BEGIN Data to use

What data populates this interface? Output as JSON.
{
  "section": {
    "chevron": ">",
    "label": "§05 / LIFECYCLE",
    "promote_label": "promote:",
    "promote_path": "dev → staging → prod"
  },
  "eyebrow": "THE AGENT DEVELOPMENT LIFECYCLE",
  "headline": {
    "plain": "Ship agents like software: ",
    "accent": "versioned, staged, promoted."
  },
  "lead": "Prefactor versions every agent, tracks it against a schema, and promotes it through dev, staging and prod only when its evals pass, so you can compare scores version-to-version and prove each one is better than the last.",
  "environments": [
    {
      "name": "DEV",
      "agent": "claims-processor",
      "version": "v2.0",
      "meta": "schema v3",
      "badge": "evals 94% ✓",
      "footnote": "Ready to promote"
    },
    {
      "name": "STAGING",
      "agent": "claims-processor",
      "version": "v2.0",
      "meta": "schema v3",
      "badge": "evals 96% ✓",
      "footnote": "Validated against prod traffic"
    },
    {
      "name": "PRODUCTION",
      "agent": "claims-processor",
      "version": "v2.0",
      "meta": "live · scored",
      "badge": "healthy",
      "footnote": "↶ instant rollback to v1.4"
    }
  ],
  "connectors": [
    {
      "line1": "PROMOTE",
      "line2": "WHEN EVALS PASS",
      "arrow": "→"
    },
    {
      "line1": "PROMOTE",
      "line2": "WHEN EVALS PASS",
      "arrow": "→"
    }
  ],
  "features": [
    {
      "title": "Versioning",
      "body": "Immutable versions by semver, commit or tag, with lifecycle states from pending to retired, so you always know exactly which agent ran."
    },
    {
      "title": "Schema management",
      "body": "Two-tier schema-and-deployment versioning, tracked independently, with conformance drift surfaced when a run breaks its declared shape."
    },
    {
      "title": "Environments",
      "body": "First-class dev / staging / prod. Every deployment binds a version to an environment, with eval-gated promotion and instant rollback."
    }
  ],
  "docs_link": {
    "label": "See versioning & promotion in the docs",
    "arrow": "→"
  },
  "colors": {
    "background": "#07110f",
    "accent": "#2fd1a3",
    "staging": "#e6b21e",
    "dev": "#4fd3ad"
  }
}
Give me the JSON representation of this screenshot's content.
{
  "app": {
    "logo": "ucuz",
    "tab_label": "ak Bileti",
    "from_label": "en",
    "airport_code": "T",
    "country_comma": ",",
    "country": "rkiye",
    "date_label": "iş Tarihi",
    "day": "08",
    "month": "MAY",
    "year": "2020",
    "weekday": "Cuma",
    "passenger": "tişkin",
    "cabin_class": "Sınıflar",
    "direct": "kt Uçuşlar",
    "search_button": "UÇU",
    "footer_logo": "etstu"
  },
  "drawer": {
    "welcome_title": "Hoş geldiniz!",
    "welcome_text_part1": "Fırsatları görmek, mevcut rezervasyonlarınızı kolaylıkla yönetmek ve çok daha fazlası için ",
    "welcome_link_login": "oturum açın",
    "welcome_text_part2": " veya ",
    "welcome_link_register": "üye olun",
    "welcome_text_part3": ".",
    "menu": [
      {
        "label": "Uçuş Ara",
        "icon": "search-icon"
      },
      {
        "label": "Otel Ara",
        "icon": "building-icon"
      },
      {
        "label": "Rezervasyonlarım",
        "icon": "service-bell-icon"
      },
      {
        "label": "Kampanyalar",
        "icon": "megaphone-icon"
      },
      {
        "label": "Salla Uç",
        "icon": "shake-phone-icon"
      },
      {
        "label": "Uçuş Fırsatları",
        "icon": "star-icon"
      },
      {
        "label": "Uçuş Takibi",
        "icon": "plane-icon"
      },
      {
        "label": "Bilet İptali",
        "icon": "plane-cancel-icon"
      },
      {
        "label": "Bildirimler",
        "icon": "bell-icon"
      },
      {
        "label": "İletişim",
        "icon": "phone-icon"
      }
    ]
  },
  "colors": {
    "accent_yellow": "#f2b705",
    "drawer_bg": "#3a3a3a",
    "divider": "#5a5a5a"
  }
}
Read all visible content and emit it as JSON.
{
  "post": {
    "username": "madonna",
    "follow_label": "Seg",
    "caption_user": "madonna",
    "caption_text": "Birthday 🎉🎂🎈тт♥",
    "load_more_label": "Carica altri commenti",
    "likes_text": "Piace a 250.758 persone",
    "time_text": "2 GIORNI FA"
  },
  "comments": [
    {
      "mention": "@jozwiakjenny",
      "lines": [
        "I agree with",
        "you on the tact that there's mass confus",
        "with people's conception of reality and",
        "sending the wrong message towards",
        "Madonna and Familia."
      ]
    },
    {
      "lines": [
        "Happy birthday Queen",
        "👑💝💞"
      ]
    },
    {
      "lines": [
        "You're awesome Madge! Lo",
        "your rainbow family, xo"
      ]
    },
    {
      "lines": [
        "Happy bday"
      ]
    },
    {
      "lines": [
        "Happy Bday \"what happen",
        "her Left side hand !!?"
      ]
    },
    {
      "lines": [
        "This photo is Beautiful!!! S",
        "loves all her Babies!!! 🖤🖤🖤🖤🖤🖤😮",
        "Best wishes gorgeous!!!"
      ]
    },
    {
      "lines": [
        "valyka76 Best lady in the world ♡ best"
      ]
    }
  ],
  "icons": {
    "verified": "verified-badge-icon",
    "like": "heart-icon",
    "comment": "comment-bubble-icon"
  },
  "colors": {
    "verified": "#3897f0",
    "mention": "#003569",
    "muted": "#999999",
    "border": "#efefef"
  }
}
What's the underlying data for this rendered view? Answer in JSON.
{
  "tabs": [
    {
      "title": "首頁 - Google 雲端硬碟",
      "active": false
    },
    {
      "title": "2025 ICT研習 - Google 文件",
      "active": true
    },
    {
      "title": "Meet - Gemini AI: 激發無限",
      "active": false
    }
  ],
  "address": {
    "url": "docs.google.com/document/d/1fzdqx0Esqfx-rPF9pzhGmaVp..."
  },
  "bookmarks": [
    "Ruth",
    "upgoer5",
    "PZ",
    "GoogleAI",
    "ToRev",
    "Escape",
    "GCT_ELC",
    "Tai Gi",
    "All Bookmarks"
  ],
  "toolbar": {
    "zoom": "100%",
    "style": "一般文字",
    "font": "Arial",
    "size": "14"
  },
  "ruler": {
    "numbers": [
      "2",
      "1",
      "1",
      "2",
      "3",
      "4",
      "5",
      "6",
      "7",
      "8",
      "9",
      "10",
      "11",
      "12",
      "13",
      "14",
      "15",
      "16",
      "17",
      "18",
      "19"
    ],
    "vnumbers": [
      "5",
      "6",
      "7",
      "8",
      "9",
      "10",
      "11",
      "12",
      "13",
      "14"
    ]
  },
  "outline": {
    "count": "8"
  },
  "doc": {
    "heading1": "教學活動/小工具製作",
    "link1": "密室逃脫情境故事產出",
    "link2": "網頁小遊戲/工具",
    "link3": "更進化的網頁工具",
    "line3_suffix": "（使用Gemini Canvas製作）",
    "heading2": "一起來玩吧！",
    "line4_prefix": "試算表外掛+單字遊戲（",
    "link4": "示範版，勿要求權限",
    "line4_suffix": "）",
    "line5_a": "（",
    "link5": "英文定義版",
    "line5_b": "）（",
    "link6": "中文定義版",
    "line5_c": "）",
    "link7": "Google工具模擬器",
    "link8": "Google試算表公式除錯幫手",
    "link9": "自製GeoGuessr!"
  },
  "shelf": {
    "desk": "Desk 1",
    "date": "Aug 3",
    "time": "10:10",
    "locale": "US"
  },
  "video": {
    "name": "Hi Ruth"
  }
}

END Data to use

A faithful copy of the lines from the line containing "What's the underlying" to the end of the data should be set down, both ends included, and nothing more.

= Solution for this exercise =
What's the underlying data for this rendered view? Answer in JSON.
{
  "tabs": [
    {
      "title": "首頁 - Google 雲端硬碟",
      "active": false
    },
    {
      "title": "2025 ICT研習 - Google 文件",
      "active": true
    },
    {
      "title": "Meet - Gemini AI: 激發無限",
      "active": false
    }
  ],
  "address": {
    "url": "docs.google.com/document/d/1fzdqx0Esqfx-rPF9pzhGmaVp..."
  },
  "bookmarks": [
    "Ruth",
    "upgoer5",
    "PZ",
    "GoogleAI",
    "ToRev",
    "Escape",
    "GCT_ELC",
    "Tai Gi",
    "All Bookmarks"
  ],
  "toolbar": {
    "zoom": "100%",
    "style": "一般文字",
    "font": "Arial",
    "size": "14"
  },
  "ruler": {
    "numbers": [
      "2",
      "1",
      "1",
      "2",
      "3",
      "4",
      "5",
      "6",
      "7",
      "8",
      "9",
      "10",
      "11",
      "12",
      "13",
      "14",
      "15",
      "16",
      "17",
      "18",
      "19"
    ],
    "vnumbers": [
      "5",
      "6",
      "7",
      "8",
      "9",
      "10",
      "11",
      "12",
      "13",
      "14"
    ]
  },
  "outline": {
    "count": "8"
  },
  "doc": {
    "heading1": "教學活動/小工具製作",
    "link1": "密室逃脫情境故事產出",
    "link2": "網頁小遊戲/工具",
    "link3": "更進化的網頁工具",
    "line3_suffix": "（使用Gemini Canvas製作）",
    "heading2": "一起來玩吧！",
    "line4_prefix": "試算表外掛+單字遊戲（",
    "link4": "示範版，勿要求權限",
    "line4_suffix": "）",
    "line5_a": "（",
    "link5": "英文定義版",
    "line5_b": "）（",
    "link6": "中文定義版",
    "line5_c": "）",
    "link7": "Google工具模擬器",
    "link8": "Google試算表公式除錯幫手",
    "link9": "自製GeoGuessr!"
  },
  "shelf": {
    "desk": "Desk 1",
    "date": "Aug 3",
    "time": "10:10",
    "locale": "US"
  },
  "video": {
    "name": "Hi Ruth"
  }
}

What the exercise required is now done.